TASK INPUTS
______________________________
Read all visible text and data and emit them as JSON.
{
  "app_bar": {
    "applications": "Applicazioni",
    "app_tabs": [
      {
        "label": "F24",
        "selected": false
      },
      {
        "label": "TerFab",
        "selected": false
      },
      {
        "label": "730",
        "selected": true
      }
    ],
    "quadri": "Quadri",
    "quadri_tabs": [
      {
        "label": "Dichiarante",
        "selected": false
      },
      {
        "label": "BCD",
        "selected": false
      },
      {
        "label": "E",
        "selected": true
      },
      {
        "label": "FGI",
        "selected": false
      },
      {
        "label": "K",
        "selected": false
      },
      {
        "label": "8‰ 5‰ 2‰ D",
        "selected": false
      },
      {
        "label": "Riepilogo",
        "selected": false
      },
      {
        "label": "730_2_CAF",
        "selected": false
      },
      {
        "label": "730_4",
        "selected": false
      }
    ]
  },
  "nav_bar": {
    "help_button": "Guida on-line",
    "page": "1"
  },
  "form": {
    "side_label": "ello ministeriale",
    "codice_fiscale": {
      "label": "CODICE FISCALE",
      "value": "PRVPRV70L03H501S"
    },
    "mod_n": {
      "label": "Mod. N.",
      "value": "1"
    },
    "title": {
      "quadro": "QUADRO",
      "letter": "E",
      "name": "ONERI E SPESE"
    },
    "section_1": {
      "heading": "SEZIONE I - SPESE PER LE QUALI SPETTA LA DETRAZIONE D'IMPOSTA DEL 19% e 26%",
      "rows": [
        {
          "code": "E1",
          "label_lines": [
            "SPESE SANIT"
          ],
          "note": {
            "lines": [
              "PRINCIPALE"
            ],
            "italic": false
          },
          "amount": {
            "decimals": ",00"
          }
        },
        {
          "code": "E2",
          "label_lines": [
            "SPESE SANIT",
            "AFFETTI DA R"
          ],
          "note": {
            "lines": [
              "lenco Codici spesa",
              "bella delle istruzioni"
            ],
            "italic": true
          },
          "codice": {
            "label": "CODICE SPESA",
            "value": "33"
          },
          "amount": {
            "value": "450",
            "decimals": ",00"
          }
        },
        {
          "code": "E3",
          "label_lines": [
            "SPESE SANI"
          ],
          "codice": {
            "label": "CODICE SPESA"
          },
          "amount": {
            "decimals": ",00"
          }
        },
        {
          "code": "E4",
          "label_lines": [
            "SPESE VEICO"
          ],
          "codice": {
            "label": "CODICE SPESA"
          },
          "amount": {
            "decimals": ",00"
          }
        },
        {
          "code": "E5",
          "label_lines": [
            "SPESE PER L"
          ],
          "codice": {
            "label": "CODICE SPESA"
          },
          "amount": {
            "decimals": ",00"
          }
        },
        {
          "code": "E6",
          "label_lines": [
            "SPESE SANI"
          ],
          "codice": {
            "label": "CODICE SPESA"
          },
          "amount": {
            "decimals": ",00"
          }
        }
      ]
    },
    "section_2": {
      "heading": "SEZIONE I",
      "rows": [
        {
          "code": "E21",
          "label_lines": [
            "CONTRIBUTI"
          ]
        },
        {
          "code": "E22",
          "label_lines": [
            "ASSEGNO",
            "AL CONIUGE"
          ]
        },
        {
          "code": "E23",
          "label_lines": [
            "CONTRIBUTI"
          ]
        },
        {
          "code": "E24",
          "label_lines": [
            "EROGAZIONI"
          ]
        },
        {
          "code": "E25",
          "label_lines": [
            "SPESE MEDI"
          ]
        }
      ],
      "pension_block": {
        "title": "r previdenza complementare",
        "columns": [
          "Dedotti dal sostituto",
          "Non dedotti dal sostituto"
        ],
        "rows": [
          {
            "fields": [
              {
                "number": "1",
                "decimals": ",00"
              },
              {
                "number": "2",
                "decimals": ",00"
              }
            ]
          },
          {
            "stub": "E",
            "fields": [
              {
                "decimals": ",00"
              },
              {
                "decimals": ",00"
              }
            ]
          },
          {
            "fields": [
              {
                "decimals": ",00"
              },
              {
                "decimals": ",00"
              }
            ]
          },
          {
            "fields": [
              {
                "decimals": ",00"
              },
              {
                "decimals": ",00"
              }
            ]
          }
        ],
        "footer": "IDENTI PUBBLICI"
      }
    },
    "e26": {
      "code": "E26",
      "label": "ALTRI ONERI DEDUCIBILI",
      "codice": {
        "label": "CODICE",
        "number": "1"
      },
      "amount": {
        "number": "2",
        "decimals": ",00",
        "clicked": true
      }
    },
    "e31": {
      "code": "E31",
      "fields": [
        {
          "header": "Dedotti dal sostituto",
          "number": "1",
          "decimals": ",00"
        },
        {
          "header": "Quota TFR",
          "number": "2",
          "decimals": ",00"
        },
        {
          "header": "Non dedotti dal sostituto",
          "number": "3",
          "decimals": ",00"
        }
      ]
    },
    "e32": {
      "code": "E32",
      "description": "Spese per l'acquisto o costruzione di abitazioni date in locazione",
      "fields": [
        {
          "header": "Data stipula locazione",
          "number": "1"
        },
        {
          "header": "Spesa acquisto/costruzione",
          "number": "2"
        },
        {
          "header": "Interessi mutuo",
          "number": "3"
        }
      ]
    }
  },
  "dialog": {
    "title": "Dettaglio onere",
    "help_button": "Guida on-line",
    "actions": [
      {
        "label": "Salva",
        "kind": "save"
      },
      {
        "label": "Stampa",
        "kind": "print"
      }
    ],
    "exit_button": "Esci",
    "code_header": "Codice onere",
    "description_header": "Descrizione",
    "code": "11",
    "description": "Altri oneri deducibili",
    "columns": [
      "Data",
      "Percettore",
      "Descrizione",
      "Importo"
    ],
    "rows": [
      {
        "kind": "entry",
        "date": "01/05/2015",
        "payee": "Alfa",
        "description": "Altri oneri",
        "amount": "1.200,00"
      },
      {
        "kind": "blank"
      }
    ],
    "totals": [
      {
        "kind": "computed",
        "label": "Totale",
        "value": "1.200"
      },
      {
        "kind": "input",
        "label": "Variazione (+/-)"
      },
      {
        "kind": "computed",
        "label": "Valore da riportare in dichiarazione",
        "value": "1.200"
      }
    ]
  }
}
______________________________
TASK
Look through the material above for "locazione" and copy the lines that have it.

WORKED SOLUTION
      "description": "Spese per l'acquisto o costruzione di abitazioni date in locazione",
          "header": "Data stipula locazione",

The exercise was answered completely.